Keep your travel budget in check
The prospect of getting back to travel is exciting, but it can be important to not go overboard. Don’t let pent-up excitement push you to spend — you can use the percentage of your earnings you had allocated to travel pre-pandemic as a guide. Add in a few in-trip splurges like a nice dinner out or a hotel upgrade if you managed to save a lot from last year’s unused travel budget. Some vacationers are finding their travel dollars go further than expected, with special deals on airfare for example, while others have noted other services and costs have increased.
One way to save more for travel? Consider using a pre-authorized service transfer to automatically move money from your chequing account into a savings account. For example, once you decide on a spending budget, you can open a savings account earmarked for travel and automatically move funds from each paycheque into the account.
Protect your travel dollars

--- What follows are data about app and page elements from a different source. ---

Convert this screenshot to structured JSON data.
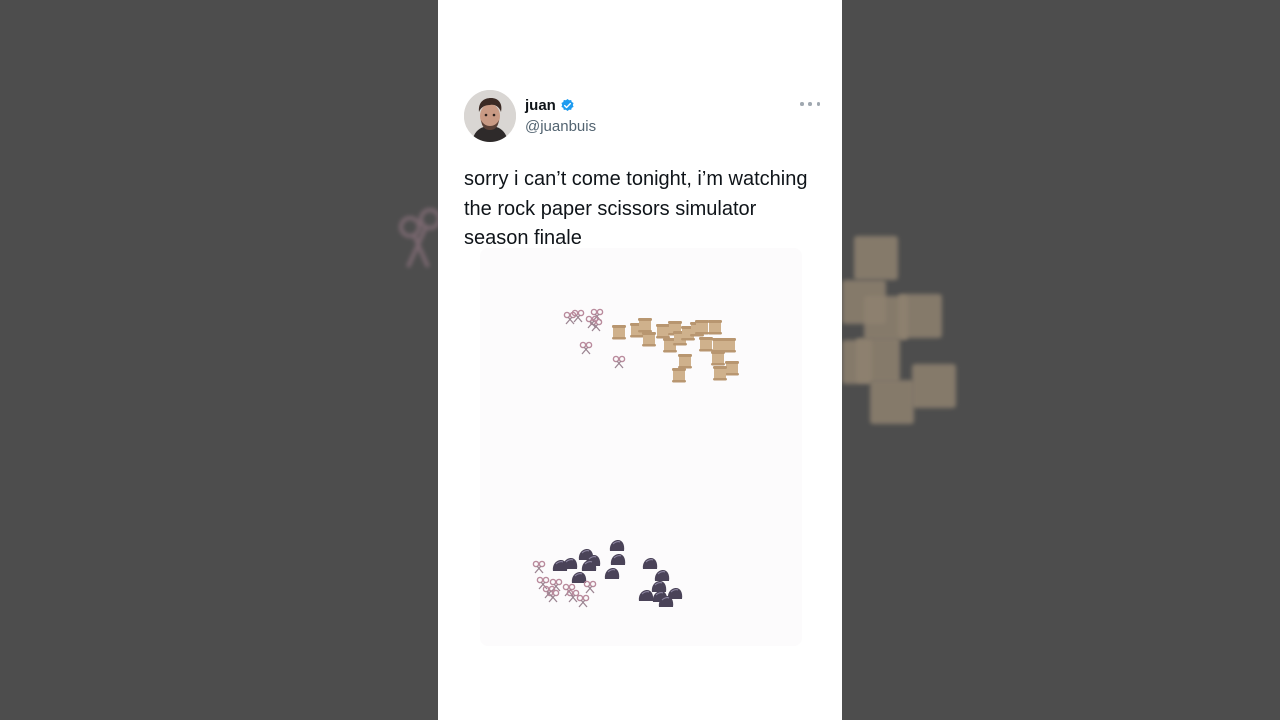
{
  "tweet": {
    "author": {
      "display_name": "juan",
      "handle": "@juanbuis",
      "verified": true,
      "avatar_icon": "avatar-photo-icon"
    },
    "text": "sorry i can’t come tonight, i’m watching the rock paper scissors simulator season finale",
    "more_icon": "more-options-icon",
    "media": {
      "description_icon": "rock-paper-scissors-simulation",
      "colors": {
        "paper": "#c8ab86",
        "rock": "#4a4358",
        "scissors": "#b98a9c"
      }
    }
  },
  "colors": {
    "background": "#4d4d4d",
    "card": "#ffffff",
    "verified_badge": "#1d9bf0",
    "text_primary": "#0f1419",
    "text_secondary": "#536471"
  }
}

Once you’ve landed on where you want to go and how much you can spend, you’ll need to consider where you’re going to stay and how you’re going to get around. Travelling today means understanding cancellation fees, rebooking costs, COVID-19 pandemic-related restrictions and more. Many resorts, airlines and hotels have instituted cancellation policies depending on their local situation. Before booking, check to see if refunds can be given and under what circumstances. Be sure to look at the COVID-19 pandemic policies listed on each airline and hotel’s website. Given how quickly things are evolving, you may wish to follow up with a call to make sure you know exactly in what situations you can cancel or change your itinerary.
Be aware of evolving situations
It can also be critical to pay attention to travel restrictions and COVID-19 pandemic case trends in the destinations you plan to visit. With the Delta variant causing case counts to rise in certain parts of the world, it’s entirely possible that new restrictions, from governments or your airline, could come into place, forcing you to cancel a trip at the last minute, or worse, leave you stranded. If you are travelling to the U.S., you may want to ensure that you are aware of any entry requirements and costs associated with COVID-19 testing. Before booking, look at the Government of Canada’s travel advisory page, which updates each time a new restriction is added.
Take a deep breath and have fun
Wherever you go, try to relax and have fun. Spending money on travel should be seen as an investment in the joy of experience, be it a grand adventure or a week of rejuvenation. With that in mind, make sure that all the activities you want to do before you go are still open so that you can enjoy your vacation.
Setting up a trip today may require a little more thought than in the past, but plan ahead, budget correctly and consider any additional pandemic-related costs and restrictions: If all goes well, you’ll be kicking back and enjoying new experiences in no time. After a year and a half of being cooped up at home, you deserve it.
- Beata Caranci, Sri Thanabalasingam, Prospects for Canadian Consumers: To Save, Spend, or Pay Down Debt?, TD Economics, Feb. 18, 2021, accessed Sept. 22, 2021, economics.td.com/prospects-canadian-consumers ↩